• _What to do_
Restate all of the data precisely, omitting nothing.

App and web page records
+ + + + + + +

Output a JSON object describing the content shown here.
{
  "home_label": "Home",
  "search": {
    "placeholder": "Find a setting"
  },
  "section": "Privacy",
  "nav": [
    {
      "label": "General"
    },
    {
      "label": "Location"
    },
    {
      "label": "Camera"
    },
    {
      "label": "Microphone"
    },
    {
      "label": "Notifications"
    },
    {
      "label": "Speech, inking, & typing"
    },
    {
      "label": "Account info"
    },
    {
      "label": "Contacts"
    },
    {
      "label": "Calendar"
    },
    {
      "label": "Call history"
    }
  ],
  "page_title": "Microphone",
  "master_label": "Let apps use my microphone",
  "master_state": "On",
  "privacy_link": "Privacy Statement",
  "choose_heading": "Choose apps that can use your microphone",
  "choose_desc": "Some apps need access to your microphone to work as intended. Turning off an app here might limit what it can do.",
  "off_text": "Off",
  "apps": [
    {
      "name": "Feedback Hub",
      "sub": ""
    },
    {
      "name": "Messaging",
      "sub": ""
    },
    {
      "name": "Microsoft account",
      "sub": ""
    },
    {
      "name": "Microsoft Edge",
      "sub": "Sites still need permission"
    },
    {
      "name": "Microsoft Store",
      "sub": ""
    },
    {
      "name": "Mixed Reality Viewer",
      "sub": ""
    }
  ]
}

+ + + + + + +

• _Written answer_
Output a JSON object describing the content shown here.
{
  "home_label": "Home",
  "search": {
    "placeholder": "Find a setting"
  },
  "section": "Privacy",
  "nav": [
    {
      "label": "General"
    },
    {
      "label": "Location"
    },
    {
      "label": "Camera"
    },
    {
      "label": "Microphone"
    },
    {
      "label": "Notifications"
    },
    {
      "label": "Speech, inking, & typing"
    },
    {
      "label": "Account info"
    },
    {
      "label": "Contacts"
    },
    {
      "label": "Calendar"
    },
    {
      "label": "Call history"
    }
  ],
  "page_title": "Microphone",
  "master_label": "Let apps use my microphone",
  "master_state": "On",
  "privacy_link": "Privacy Statement",
  "choose_heading": "Choose apps that can use your microphone",
  "choose_desc": "Some apps need access to your microphone to work as intended. Turning off an app here might limit what it can do.",
  "off_text": "Off",
  "apps": [
    {
      "name": "Feedback Hub",
      "sub": ""
    },
    {
      "name": "Messaging",
      "sub": ""
    },
    {
      "name": "Microsoft account",
      "sub": ""
    },
    {
      "name": "Microsoft Edge",
      "sub": "Sites still need permission"
    },
    {
      "name": "Microsoft Store",
      "sub": ""
    },
    {
      "name": "Mixed Reality Viewer",
      "sub": ""
    }
  ]
}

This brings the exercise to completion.